MGIC does not dispute the applicability of the statute here or the inclusion of attorney's fees in the meaning of "expenses" under the statute. MGIC does contend that the court ignored the statute's discretionary language, "may allow," and awarded fees as a matter of course. However, in its written decision awarding fees, the district court expressly stated, " [T]he Court must consider whether to exercise its discretion to award fees in this case." The court went on to hold that the award of attorney's fees would further the objectives of the statute and that the fees requested were justified.
The trial court should give sufficient reasons to facilitate review of its award. Cf. Freeman v. Franzen, 695 F.2d 485, 494 (7th Cir. 1982), cert. denied, 463 U.S. 1214, 103 S. Ct. 3553, 77 L. Ed. 2d 1400 (1983). The court here did explain why it awarded fees and why it chose the particular amount it granted. This is not a case where the court gave no reasons, id., or did not indicate the factors it relied upon. Ellis v. Flying Tiger Corp., 504 F.2d 1004, 1006 (7th Cir. 1972).
MGIC also argues that the court lacked a sufficient basis to determine the fees.

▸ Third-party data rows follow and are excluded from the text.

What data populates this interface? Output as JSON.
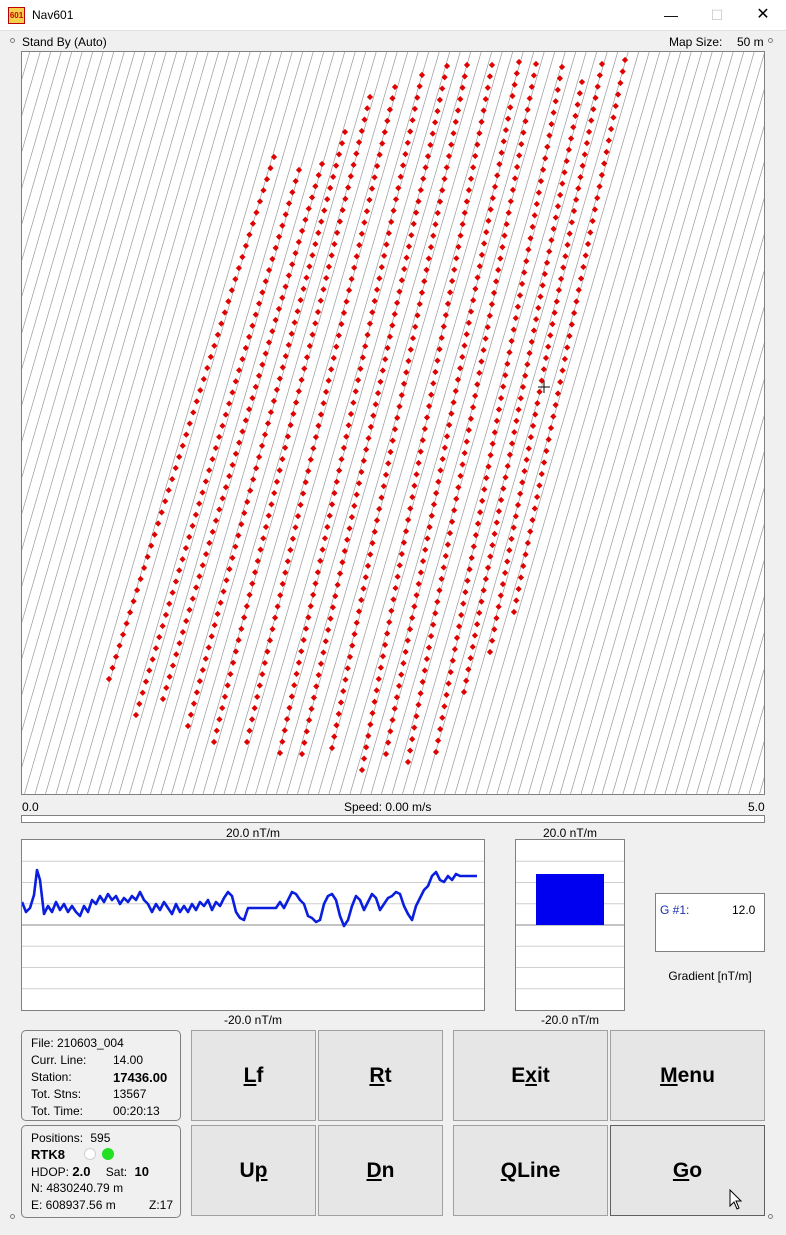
{
  "window": {
    "title": "Nav601",
    "icon_text": "601",
    "minimize_glyph": "—",
    "maximize_glyph": "☐",
    "close_glyph": "✕"
  },
  "status": {
    "mode": "Stand By (Auto)",
    "map_size_label": "Map Size:",
    "map_size_value": "50 m"
  },
  "colors": {
    "track_dots": "#e00000",
    "grid_lines": "#9a9a9a",
    "gradient_line": "#0a1ee0",
    "gradient_bar": "#0000f0",
    "status_dot_green": "#22e022"
  },
  "speed": {
    "min": "0.0",
    "max": "5.0",
    "label": "Speed:  0.00 m/s"
  },
  "gradient_plot": {
    "top_label": "20.0 nT/m",
    "bottom_label": "-20.0 nT/m"
  },
  "gradient_bar": {
    "top_label": "20.0 nT/m",
    "bottom_label": "-20.0 nT/m"
  },
  "gradient_readout": {
    "label": "G #1:",
    "value": "12.0",
    "caption": "Gradient [nT/m]"
  },
  "file_info": {
    "file": "File: 210603_004",
    "curr_line_label": "Curr. Line:",
    "curr_line_value": "14.00",
    "station_label": "Station:",
    "station_value": "17436.00",
    "tot_stns_label": "Tot. Stns:",
    "tot_stns_value": "13567",
    "tot_time_label": "Tot. Time:",
    "tot_time_value": "00:20:13"
  },
  "position_info": {
    "positions_label": "Positions:",
    "positions_value": "595",
    "fix_type": "RTK8",
    "hdop_label": "HDOP:",
    "hdop_value": "2.0",
    "sat_label": "Sat:",
    "sat_value": "10",
    "northing": "N:  4830240.79 m",
    "easting": "E:   608937.56 m",
    "zone": "Z:17"
  },
  "buttons": {
    "lf": {
      "hot": "L",
      "rest": "f"
    },
    "rt": {
      "hot": "R",
      "rest": "t"
    },
    "exit": {
      "pre": "E",
      "hot": "x",
      "rest": "it"
    },
    "menu": {
      "hot": "M",
      "rest": "enu"
    },
    "up": {
      "pre": "U",
      "hot": "p",
      "rest": ""
    },
    "dn": {
      "hot": "D",
      "rest": "n"
    },
    "qline": {
      "hot": "Q",
      "rest": "Line"
    },
    "go": {
      "hot": "G",
      "rest": "o"
    }
  }
}
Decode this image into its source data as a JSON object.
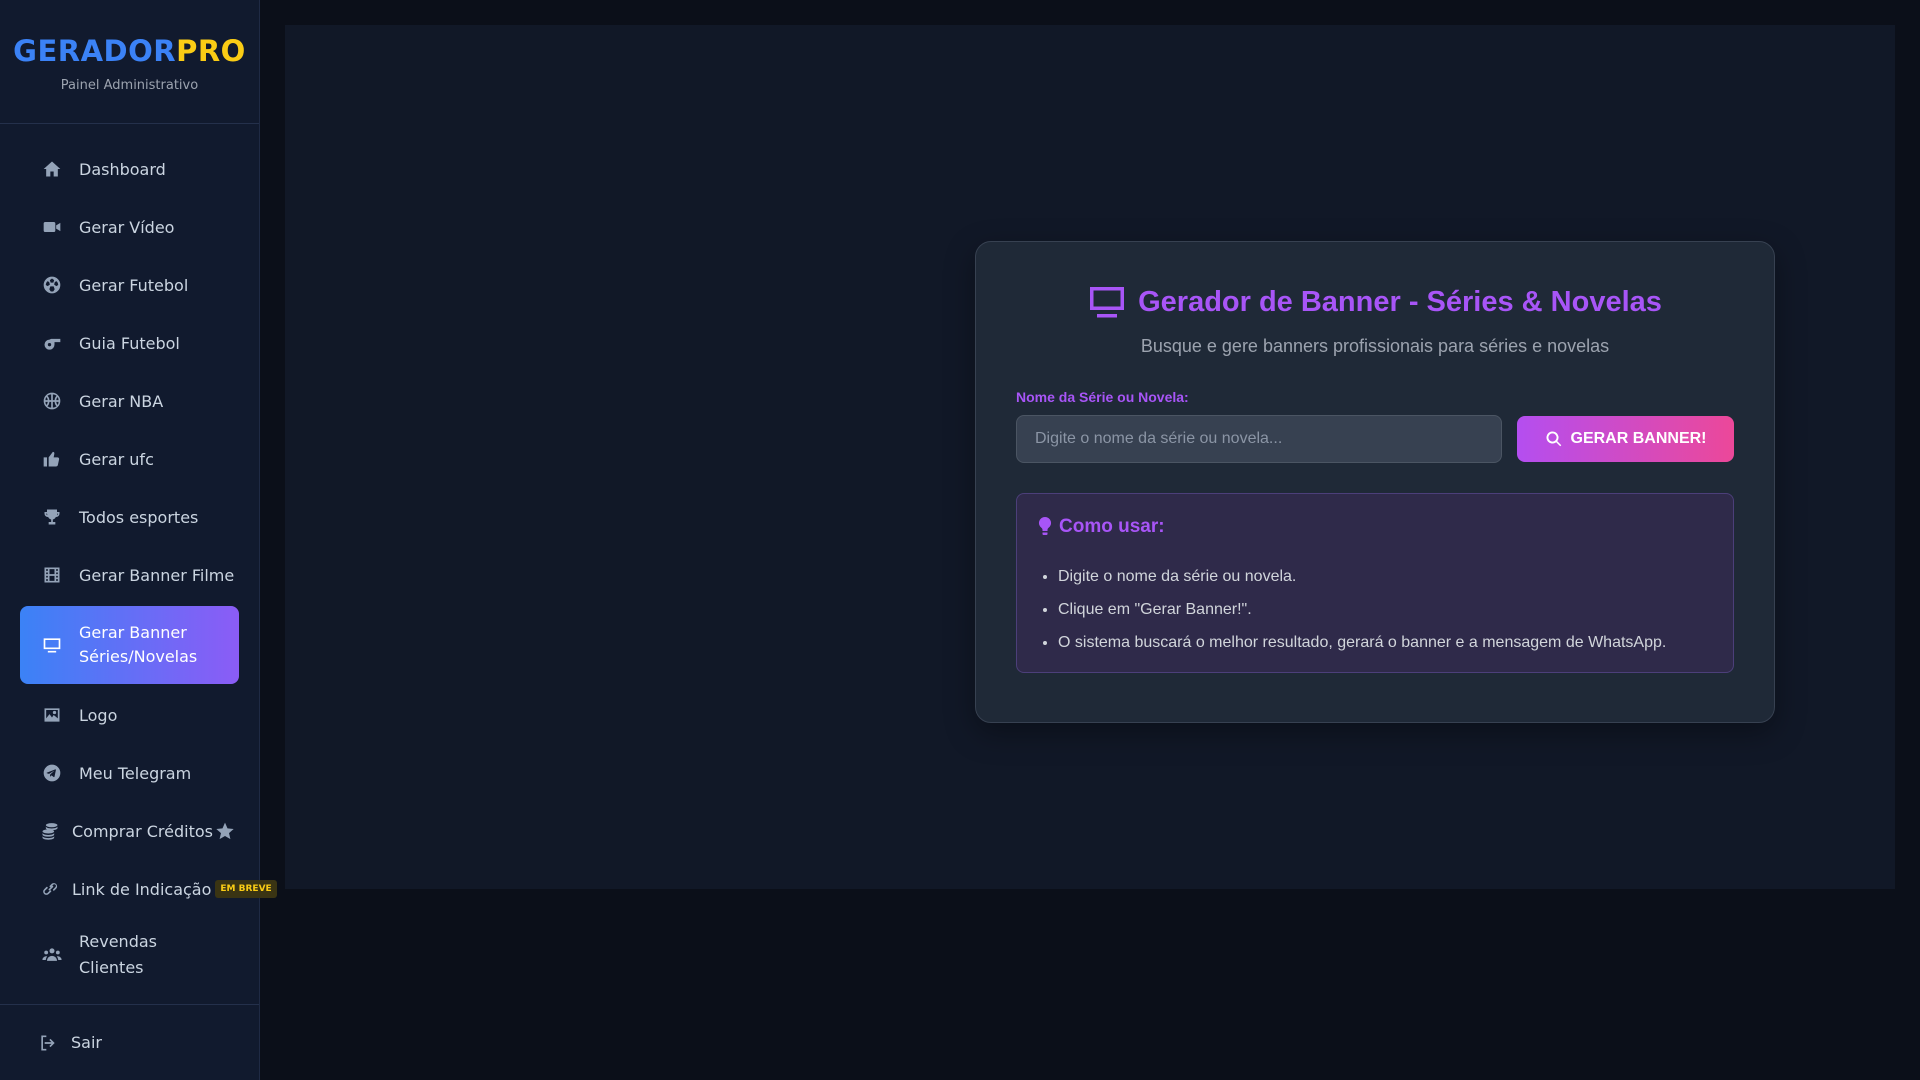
{
  "brand": {
    "name_part1": "GERADOR",
    "name_part2": "PRO",
    "subtitle": "Painel Administrativo",
    "colors": {
      "part1": "#3b82f6",
      "part2": "#facc15"
    }
  },
  "sidebar": {
    "items": [
      {
        "label": "Dashboard",
        "icon": "home-icon"
      },
      {
        "label": "Gerar Vídeo",
        "icon": "video-camera-icon"
      },
      {
        "label": "Gerar Futebol",
        "icon": "soccer-ball-icon"
      },
      {
        "label": "Guia Futebol",
        "icon": "whistle-icon"
      },
      {
        "label": "Gerar NBA",
        "icon": "basketball-icon"
      },
      {
        "label": "Gerar ufc",
        "icon": "thumbs-up-icon"
      },
      {
        "label": "Todos esportes",
        "icon": "trophy-icon"
      },
      {
        "label": "Gerar Banner Filme",
        "icon": "film-icon"
      },
      {
        "label": "Gerar Banner Séries/Novelas",
        "icon": "tv-icon",
        "active": true
      },
      {
        "label": "Logo",
        "icon": "image-icon"
      },
      {
        "label": "Meu Telegram",
        "icon": "telegram-icon"
      },
      {
        "label": "Comprar Créditos",
        "icon": "coins-icon",
        "trail_icon": "star-icon"
      },
      {
        "label": "Link de Indicação",
        "icon": "link-icon",
        "badge": "EM BREVE"
      },
      {
        "label": "Revendas Clientes",
        "icon": "users-icon"
      }
    ],
    "logout_label": "Sair",
    "active_gradient": [
      "#3b82f6",
      "#8b5cf6"
    ]
  },
  "main": {
    "title": "Gerador de Banner - Séries & Novelas",
    "subtitle": "Busque e gere banners profissionais para séries e novelas",
    "field_label": "Nome da Série ou Novela:",
    "search_placeholder": "Digite o nome da série ou novela...",
    "search_value": "",
    "button_label": "GERAR BANNER!",
    "howto": {
      "title": "Como usar:",
      "steps": [
        "Digite o nome da série ou novela.",
        "Clique em \"Gerar Banner!\".",
        "O sistema buscará o melhor resultado, gerará o banner e a mensagem de WhatsApp."
      ]
    },
    "accent_color": "#a855f7"
  }
}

Plaintiff submitted affidavits indicating that plaintiff's counsel had spent 275 hours, and paralegals 20 hours, on the case. The $20,000 requested thus came to hourly rates of just over $70 for counsel and $25 for paralegals.
Affidavits can provide sufficient basis for the award of attorney's fees. "It is not really the type of issue or question of fact where an adversary presentation is necessary to the presentation of evidence necessary to a determination." Tesch v. Tesch, 63 Wis.2d 320, 217 N.W.2d 647, 654 (1974) (itemized bill sufficient basis for award of fees).
The court below expressly found the time expended reasonable, although the case did not go to trial. Just as the trial court is in the best position to determine whether the hourly rates billed are reasonable. Standard Theatres, Inc. v. State of Wisconsin, 118 Wis.2d 730, 349 N.W.2d 661, 671 (1984), it is in the best position to assess the reasonableness of the time counsel devoted to the case. See State of Illinois v. Sangamo Construction Co., 657 F.2d 855, 862 (7th Cir. 1981). Where there were only two major tasks, the preparation of a pre-trial report and the filing of a motion in limine, and the trial judge found the total hours expended reasonable, we find no abuse of discretion in not requiring a more detailed breakdown.
Finally, MGIC also argues that the court's failure to require a more exact breakdown may have permitted the awarding of fees for time expended on issues that were not litigated. The district court found no basis for such a concern and neither do we.
For the reasons stated, the judgment of the district court is